As Elsa and I rounded the corner we came across a group of women walking about 30 feet in front of us. One of them had a red miniature poodle with them but the other women were dogless. They were chatting about working out and were deep in conversation. The woman with the poodle was oblivious to what was going on with her dog, pretty typical. She was walking and talking away to her friends and never once glanced down to see what her dog was doing.
What was her dog doing? Trying to get away from her. The little poodle was trying to escape the constant yanking on his neck. With every swing of her arm she inflicted a pretty good yank. The more she swung and yanked the more the dog tried to avoid it; pulling to the very end of his leash in his attempts to avoid the yanks. Of course the harder he pulled the more severe his yanks were; it’s physics.
I often see dogs straining and ducking, trying to get away from their swinging leash. Sometimes it’s the hook on the leash that is hitting them in the face; other times it is just the leash, and in this case it was the constant tugging.
Many, many years ago I learned to still my leash hand; the hand that is holding the leash is kept motionless. Sitting quietly by my side, maybe tucked into the belt of my pouch or bent up over my chest, the leash hand lays dormant, inflicting nothing for Elsa to avoid.
There are times when guardians become so oblivious to their dogs pulling that they themselves are oblivious to their yanking. Every time their dog pulls at the end of the leash they yank. Much of the time they don’t even know that they are doing it; and it becomes a vicious circle of behaviors.
Is your dog enjoying their leash walk? Do you look down every once in a while to see how they are doing? Are you aware of how you are walking? Are you also aware how your walking is impacting how your dog is walking? Sometimes we just need someone else to tell us what is going on. Many guardians don’t take a big interest in how they are walking, just that they are out walking their dog. But there is a good way to walk and many bad ways to walk.
What is your leash hand doing?
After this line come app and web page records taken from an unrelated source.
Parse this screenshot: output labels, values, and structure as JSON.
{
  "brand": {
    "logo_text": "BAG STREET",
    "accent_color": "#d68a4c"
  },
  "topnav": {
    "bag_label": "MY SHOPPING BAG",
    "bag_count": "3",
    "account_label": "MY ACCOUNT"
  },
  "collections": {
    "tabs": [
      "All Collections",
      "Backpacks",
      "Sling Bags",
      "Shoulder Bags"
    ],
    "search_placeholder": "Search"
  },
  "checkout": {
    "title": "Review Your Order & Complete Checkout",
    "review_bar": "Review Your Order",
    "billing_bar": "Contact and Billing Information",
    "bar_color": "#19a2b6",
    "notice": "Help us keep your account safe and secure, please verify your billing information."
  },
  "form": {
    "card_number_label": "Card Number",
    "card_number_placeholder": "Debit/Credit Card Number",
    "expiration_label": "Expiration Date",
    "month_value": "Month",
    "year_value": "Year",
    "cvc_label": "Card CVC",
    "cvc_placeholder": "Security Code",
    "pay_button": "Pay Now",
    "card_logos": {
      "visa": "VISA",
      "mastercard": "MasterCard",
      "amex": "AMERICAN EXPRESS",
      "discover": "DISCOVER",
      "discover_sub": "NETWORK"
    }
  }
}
Next time you are out somewhere with your dog, look around; do you see people causing their dog to move away from them? Now, how do you walk your dog?
Need help? Call me.